Fraud is a renowned issue for insurance companies and government organizations such as tax offices across the globe. Its forms vary from small exaggeration or falsification by individuals to systematic production of fraudulent claims or tax scams by criminal organizations. Nevertheless, we are talking about a phenomenon which is estimated to result in huge financial losses in terms of unnecessary compensations paid or liabilities avoided.
The people in the Nordic countries are often considered to be highly honest and reliable in both business and personal life. We are always in the top of the list when the least corrupted countries of the world are ranked. As another example, in the “Lost Wallet” test by the Reader’s Digest magazine, Finland’s capital Helsinki was chosen the most honest city of those tested. And finally, when you ask any foreigner about their impressions about the Nordic countries, you will most likely receive an answer containing positive features such as stability, equality – and reliability.
So this means that we do not have worry about fraud in the Nordics?
The answer is simple: no. First of all, people seem to be quite selective when talking about honesty. Sure we are honest when it comes to another individual who has lost a wallet. But, surprisingly, when it comes to dealings between an individual and a large, faceless organization, we are just as bad as the others. According to a study by the Federation of the Finnish Financial Services, 11% of the Finns are in the opinion that “it is acceptable to exaggerate the value of an insurance claim”. The study also reveals that every fifth Finn knows someone who has done insurance fraud. Similar studies in other Nordic countries reveal that Finland is not the only one having rotten apples. For example in Sweden, “10 per cent of the public could consider beefing up a value in connection with making a claim”.

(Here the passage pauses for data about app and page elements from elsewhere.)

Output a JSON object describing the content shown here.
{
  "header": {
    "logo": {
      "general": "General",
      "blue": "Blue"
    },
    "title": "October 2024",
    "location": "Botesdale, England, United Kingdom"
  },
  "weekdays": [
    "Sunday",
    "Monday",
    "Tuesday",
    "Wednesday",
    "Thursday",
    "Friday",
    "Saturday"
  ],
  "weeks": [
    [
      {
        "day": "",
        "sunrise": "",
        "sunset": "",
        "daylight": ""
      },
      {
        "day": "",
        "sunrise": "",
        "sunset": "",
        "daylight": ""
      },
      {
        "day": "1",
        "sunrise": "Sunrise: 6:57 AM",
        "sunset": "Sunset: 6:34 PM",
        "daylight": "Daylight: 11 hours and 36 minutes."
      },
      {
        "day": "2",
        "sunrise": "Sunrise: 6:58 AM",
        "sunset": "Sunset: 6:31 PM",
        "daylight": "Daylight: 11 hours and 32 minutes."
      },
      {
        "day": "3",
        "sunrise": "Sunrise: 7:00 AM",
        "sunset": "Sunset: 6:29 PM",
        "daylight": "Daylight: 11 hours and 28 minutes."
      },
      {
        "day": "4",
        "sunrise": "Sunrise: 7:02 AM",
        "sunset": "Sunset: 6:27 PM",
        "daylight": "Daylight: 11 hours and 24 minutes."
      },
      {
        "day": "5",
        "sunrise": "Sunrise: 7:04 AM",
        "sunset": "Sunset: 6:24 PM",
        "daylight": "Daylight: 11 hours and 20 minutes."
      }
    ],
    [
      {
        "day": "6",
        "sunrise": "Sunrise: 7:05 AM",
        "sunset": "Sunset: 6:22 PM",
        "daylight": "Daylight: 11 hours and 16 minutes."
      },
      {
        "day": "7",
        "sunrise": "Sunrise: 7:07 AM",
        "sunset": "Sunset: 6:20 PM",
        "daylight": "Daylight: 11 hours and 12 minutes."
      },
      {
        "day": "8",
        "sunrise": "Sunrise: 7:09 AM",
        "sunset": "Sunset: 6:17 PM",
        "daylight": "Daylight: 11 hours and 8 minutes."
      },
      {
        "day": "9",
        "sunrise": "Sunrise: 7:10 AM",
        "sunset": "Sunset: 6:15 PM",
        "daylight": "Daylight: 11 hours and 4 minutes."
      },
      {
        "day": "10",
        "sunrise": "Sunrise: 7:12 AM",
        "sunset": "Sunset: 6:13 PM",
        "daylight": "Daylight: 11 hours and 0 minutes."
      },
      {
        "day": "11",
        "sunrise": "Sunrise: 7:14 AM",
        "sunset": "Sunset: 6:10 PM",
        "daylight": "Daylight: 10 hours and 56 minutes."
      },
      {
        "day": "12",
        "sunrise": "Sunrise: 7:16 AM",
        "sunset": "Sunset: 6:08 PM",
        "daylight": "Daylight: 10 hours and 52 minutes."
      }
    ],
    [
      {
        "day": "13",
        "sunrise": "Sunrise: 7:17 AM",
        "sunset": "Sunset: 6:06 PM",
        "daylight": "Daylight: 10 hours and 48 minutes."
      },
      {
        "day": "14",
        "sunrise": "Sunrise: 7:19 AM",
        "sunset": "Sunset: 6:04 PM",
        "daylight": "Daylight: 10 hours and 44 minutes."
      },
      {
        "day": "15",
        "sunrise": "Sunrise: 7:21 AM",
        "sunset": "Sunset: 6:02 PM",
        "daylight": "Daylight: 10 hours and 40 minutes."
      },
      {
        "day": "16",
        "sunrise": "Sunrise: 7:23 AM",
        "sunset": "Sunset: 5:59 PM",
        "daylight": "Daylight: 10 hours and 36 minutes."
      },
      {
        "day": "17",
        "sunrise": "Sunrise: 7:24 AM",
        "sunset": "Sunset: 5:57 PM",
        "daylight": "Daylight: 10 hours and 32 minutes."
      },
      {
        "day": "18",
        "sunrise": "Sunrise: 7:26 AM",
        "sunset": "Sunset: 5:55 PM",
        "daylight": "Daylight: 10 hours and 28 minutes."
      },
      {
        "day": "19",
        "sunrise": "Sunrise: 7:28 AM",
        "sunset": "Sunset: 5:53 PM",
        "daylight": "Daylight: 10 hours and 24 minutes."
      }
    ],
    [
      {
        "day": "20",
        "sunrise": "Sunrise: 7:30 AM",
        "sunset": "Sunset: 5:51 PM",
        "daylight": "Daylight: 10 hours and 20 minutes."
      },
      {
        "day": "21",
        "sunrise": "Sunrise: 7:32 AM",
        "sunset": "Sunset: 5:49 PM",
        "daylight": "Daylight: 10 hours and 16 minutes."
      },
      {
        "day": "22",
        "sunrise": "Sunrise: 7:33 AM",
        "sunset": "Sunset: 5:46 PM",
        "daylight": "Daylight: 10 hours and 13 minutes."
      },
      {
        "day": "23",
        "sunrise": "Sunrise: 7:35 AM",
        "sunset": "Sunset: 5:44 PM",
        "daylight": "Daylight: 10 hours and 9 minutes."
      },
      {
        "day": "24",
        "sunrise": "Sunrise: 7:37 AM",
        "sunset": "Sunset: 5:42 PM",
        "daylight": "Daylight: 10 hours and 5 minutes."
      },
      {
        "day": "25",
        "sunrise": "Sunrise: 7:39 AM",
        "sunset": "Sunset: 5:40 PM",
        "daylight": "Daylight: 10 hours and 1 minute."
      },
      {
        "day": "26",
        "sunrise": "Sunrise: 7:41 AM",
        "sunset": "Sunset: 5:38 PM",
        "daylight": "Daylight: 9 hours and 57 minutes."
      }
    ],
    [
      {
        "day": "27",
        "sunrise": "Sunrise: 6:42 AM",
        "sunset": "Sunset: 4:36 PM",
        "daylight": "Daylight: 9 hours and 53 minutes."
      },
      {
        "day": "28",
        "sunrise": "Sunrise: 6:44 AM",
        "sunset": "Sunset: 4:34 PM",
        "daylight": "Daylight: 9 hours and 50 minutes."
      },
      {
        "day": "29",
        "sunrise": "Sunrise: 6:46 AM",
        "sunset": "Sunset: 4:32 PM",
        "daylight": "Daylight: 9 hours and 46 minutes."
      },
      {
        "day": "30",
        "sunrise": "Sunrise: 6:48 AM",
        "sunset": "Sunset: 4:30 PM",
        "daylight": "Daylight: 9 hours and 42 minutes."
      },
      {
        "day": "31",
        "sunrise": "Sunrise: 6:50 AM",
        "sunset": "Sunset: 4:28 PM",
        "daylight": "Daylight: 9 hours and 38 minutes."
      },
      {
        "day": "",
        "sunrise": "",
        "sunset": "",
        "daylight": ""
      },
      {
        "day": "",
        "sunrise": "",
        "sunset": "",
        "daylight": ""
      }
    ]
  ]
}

Fraud is international and digital
The second reason why people in countries with an honest reputation shouldn’t heave a sigh of relief is that fraud is international. We have more and more people with other national backgrounds and we do trade with foreign companies. Some forms of fraud, such as VAT carousels, are specifically related to international affairs. Online operations carried out in many forms of banking fraud are not tied into a specific country location either. In addition, we can be attacked from any other country via cyber fraud. As a matter of fact, a country with an honest reputation may be even more tempting target for international fraudsters than those with existing high levels of crime and corruption. There are signs of expectations that this kind of countries have not yet prepared for attacks as well as the others, and therefore, they are a more fruitful ground for misbehavior. All in all, digitalization will proceed and change the ways we operate, and this will also enable fraud inside and outside the borders also by people we are not accustomed to.
Fraud is constantly evolving
Finally, it should be noted that fraud is a constantly evolving phenomenon. New targets, new sources and new methods arise all the time, which means that no organization should be stuck with their status quo. Criminal gangs and even regular people are very innovative in finding ways to gain some extra benefit from financial institutions and government organizations. Mere human judgement and “detection as usual” is not enough to tackle fraud, especially its emerging forms. That is why organizations are increasingly adopting analytical methods that can provide a broader, more versatile and adaptive view into fraud to assist manual detection. No approach is completely water proof, but together they will help identifying the fraudsters – even those bad wolves in honest sheep’s clothing.